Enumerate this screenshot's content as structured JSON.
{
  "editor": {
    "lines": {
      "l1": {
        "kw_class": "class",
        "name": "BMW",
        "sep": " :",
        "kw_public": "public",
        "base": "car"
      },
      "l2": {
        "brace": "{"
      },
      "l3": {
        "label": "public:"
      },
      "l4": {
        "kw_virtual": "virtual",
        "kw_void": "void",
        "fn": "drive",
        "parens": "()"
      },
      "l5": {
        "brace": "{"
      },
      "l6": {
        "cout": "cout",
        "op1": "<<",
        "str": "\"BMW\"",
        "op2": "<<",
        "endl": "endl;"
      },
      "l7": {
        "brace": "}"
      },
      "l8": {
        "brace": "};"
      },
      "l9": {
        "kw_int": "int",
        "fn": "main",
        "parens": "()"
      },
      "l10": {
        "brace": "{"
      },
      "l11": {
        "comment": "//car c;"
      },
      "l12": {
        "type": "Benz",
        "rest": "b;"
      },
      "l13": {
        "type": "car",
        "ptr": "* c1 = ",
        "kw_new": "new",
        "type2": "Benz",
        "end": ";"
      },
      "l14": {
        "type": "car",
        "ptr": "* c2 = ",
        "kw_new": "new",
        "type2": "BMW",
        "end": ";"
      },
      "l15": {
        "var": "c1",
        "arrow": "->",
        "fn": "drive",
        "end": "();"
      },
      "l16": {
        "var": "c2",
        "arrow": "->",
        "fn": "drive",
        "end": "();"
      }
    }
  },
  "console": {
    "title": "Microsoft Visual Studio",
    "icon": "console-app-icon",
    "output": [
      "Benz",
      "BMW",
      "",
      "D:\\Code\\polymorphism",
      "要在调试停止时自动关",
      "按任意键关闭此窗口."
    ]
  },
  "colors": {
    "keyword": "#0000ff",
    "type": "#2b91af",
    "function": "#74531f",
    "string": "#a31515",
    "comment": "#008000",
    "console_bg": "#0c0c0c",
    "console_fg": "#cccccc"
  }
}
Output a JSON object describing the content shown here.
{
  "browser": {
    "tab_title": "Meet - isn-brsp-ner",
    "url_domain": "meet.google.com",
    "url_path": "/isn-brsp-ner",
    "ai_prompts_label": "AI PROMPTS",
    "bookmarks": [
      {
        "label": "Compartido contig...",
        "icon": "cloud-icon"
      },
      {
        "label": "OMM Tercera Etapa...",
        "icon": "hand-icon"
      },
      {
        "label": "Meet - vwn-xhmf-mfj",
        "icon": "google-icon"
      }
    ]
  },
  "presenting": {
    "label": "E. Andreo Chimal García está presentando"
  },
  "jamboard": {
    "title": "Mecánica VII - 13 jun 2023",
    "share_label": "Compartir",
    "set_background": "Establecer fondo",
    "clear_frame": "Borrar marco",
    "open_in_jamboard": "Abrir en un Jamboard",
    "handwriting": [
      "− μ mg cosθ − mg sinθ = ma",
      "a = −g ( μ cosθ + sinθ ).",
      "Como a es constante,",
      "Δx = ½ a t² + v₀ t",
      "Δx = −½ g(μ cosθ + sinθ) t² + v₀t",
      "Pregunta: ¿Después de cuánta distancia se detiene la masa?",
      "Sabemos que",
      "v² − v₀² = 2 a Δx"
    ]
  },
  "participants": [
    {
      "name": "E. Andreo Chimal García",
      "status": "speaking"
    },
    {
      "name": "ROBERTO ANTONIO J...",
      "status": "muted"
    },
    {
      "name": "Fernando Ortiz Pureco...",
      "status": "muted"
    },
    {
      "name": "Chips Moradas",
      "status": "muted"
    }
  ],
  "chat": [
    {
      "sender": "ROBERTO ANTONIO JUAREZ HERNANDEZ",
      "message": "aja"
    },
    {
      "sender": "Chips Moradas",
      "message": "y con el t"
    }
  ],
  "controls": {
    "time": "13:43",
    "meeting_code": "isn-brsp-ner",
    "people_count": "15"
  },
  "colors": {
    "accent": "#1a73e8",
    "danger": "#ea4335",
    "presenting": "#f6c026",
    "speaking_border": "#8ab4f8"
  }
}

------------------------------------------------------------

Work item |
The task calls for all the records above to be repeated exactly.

Your solution |
Enumerate this screenshot's content as structured JSON.
{
  "editor": {
    "lines": {
      "l1": {
        "kw_class": "class",
        "name": "BMW",
        "sep": " :",
        "kw_public": "public",
        "base": "car"
      },
      "l2": {
        "brace": "{"
      },
      "l3": {
        "label": "public:"
      },
      "l4": {
        "kw_virtual": "virtual",
        "kw_void": "void",
        "fn": "drive",
        "parens": "()"
      },
      "l5": {
        "brace": "{"
      },
      "l6": {
        "cout": "cout",
        "op1": "<<",
        "str": "\"BMW\"",
        "op2": "<<",
        "endl": "endl;"
      },
      "l7": {
        "brace": "}"
      },
      "l8": {
        "brace": "};"
      },
      "l9": {
        "kw_int": "int",
        "fn": "main",
        "parens": "()"
      },
      "l10": {
        "brace": "{"
      },
      "l11": {
        "comment": "//car c;"
      },
      "l12": {
        "type": "Benz",
        "rest": "b;"
      },
      "l13": {
        "type": "car",
        "ptr": "* c1 = ",
        "kw_new": "new",
        "type2": "Benz",
        "end": ";"
      },
      "l14": {
        "type": "car",
        "ptr": "* c2 = ",
        "kw_new": "new",
        "type2": "BMW",
        "end": ";"
      },
      "l15": {
        "var": "c1",
        "arrow": "->",
        "fn": "drive",
        "end": "();"
      },
      "l16": {
        "var": "c2",
        "arrow": "->",
        "fn": "drive",
        "end": "();"
      }
    }
  },
  "console": {
    "title": "Microsoft Visual Studio",
    "icon": "console-app-icon",
    "output": [
      "Benz",
      "BMW",
      "",
      "D:\\Code\\polymorphism",
      "要在调试停止时自动关",
      "按任意键关闭此窗口."
    ]
  },
  "colors": {
    "keyword": "#0000ff",
    "type": "#2b91af",
    "function": "#74531f",
    "string": "#a31515",
    "comment": "#008000",
    "console_bg": "#0c0c0c",
    "console_fg": "#cccccc"
  }
}
Output a JSON object describing the content shown here.
{
  "browser": {
    "tab_title": "Meet - isn-brsp-ner",
    "url_domain": "meet.google.com",
    "url_path": "/isn-brsp-ner",
    "ai_prompts_label": "AI PROMPTS",
    "bookmarks": [
      {
        "label": "Compartido contig...",
        "icon": "cloud-icon"
      },
      {
        "label": "OMM Tercera Etapa...",
        "icon": "hand-icon"
      },
      {
        "label": "Meet - vwn-xhmf-mfj",
        "icon": "google-icon"
      }
    ]
  },
  "presenting": {
    "label": "E. Andreo Chimal García está presentando"
  },
  "jamboard": {
    "title": "Mecánica VII - 13 jun 2023",
    "share_label": "Compartir",
    "set_background": "Establecer fondo",
    "clear_frame": "Borrar marco",
    "open_in_jamboard": "Abrir en un Jamboard",
    "handwriting": [
      "− μ mg cosθ − mg sinθ = ma",
      "a = −g ( μ cosθ + sinθ ).",
      "Como a es constante,",
      "Δx = ½ a t² + v₀ t",
      "Δx = −½ g(μ cosθ + sinθ) t² + v₀t",
      "Pregunta: ¿Después de cuánta distancia se detiene la masa?",
      "Sabemos que",
      "v² − v₀² = 2 a Δx"
    ]
  },
  "participants": [
    {
      "name": "E. Andreo Chimal García",
      "status": "speaking"
    },
    {
      "name": "ROBERTO ANTONIO J...",
      "status": "muted"
    },
    {
      "name": "Fernando Ortiz Pureco...",
      "status": "muted"
    },
    {
      "name": "Chips Moradas",
      "status": "muted"
    }
  ],
  "chat": [
    {
      "sender": "ROBERTO ANTONIO JUAREZ HERNANDEZ",
      "message": "aja"
    },
    {
      "sender": "Chips Moradas",
      "message": "y con el t"
    }
  ],
  "controls": {
    "time": "13:43",
    "meeting_code": "isn-brsp-ner",
    "people_count": "15"
  },
  "colors": {
    "accent": "#1a73e8",
    "danger": "#ea4335",
    "presenting": "#f6c026",
    "speaking_border": "#8ab4f8"
  }
}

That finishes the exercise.